Kestrel is the only daughter of Valorian general Trajan. They live in the province of Herran, formerly a bustling independent nation, invaded, conquered, enslaved and now occupied on orders from the Valorian emperor. The surviving Herrani are slaves, bought and sold at the mercy of the Valorians. As a Valorian woman, Kestrel has two choices in life, she can join the army (which her father very much wants her to do, not for her fighting skills, which are frankly unremarkable, but for her clever mind and affinity for strategy) or marriage. She is uncomfortable with the imperialistic nature of her people, but doesn’t exactly do a lot to voice her discontent either. In fact, though uncomfortable with the enslavement of the Herrani, she ends up buying a Herrani slave at an auction for an enormous sum, and comes to regret it in more ways than one.
Arin is a former Herrani noble, sold into General Trajan’s household as a blacksmith. He correctly senses that Kestrel can be manipulated and soon gains a lot of freedom to move around the estate, and occasionally even to visit the city centre. Arin’s presence at the auction wasn’t a coincidence, and he is working in secret with many other Herrani to overthrow their Valorian oppressors. He never expected to grow so close to a Valorian, but the more time he spends in Kestrel’s presence, the more their attraction grows. What is going to happen when his fight for freedom upsets her entire world?
“The Winner’s Curse” of the title of this book refers to the fact that the winner of an auction having in many ways lost, because whoever places the winning bid, has paid more than what all the other bidders have decided the item is worth.

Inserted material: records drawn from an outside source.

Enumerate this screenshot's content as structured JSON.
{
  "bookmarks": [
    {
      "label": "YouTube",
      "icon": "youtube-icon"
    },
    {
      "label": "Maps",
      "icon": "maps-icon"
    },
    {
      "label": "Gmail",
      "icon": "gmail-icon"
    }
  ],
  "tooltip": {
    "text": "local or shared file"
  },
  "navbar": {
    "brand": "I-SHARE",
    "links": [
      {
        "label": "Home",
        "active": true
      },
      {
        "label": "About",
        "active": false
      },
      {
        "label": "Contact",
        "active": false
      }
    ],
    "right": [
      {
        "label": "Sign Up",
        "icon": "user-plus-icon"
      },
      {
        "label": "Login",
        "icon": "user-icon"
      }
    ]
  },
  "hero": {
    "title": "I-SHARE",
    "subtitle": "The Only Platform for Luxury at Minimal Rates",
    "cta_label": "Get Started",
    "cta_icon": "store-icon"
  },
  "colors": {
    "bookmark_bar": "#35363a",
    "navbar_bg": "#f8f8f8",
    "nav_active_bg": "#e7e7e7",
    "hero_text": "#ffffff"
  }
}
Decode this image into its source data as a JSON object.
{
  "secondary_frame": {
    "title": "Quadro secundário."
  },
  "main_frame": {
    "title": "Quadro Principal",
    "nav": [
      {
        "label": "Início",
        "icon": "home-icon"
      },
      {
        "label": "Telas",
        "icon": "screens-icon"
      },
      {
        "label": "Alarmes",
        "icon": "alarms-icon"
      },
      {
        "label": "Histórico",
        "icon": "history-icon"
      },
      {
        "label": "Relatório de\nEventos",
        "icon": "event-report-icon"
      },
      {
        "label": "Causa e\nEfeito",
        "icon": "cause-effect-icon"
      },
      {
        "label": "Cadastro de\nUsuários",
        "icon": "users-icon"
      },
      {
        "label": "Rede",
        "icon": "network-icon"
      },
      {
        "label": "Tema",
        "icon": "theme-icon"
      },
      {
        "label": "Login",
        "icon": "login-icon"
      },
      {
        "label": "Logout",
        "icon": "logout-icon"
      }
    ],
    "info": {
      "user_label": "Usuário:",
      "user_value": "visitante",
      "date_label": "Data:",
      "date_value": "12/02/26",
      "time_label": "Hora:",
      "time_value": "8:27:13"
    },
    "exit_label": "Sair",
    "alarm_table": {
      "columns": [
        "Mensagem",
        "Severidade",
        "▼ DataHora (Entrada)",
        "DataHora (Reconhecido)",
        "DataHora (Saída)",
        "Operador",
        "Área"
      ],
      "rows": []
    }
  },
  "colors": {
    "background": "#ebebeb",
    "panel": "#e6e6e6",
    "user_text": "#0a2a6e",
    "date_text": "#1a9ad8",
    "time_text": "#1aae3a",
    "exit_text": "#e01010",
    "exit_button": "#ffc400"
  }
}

In the case of Kestrel in this book, the bidding escalates incredibly quickly, and she ends up paying a scandalous amount for Arin. That she later comes to regret her purchase in all sorts of other ways, is also part of her curse.
This was a book that I heard about fairly early in 2014, but pretty much discounted because of the silly cover. As the year progressed, the book got very favourable reviews on a number of sites I follow, and it also appeared on several Best of 2014 lists. So when I found it on sale at the end of the year, I bought it, and as I’ve been granted an ARC of the second book in the series, I figured it was time to finally see what all the fuss was about.
The rest of my really rather long review here.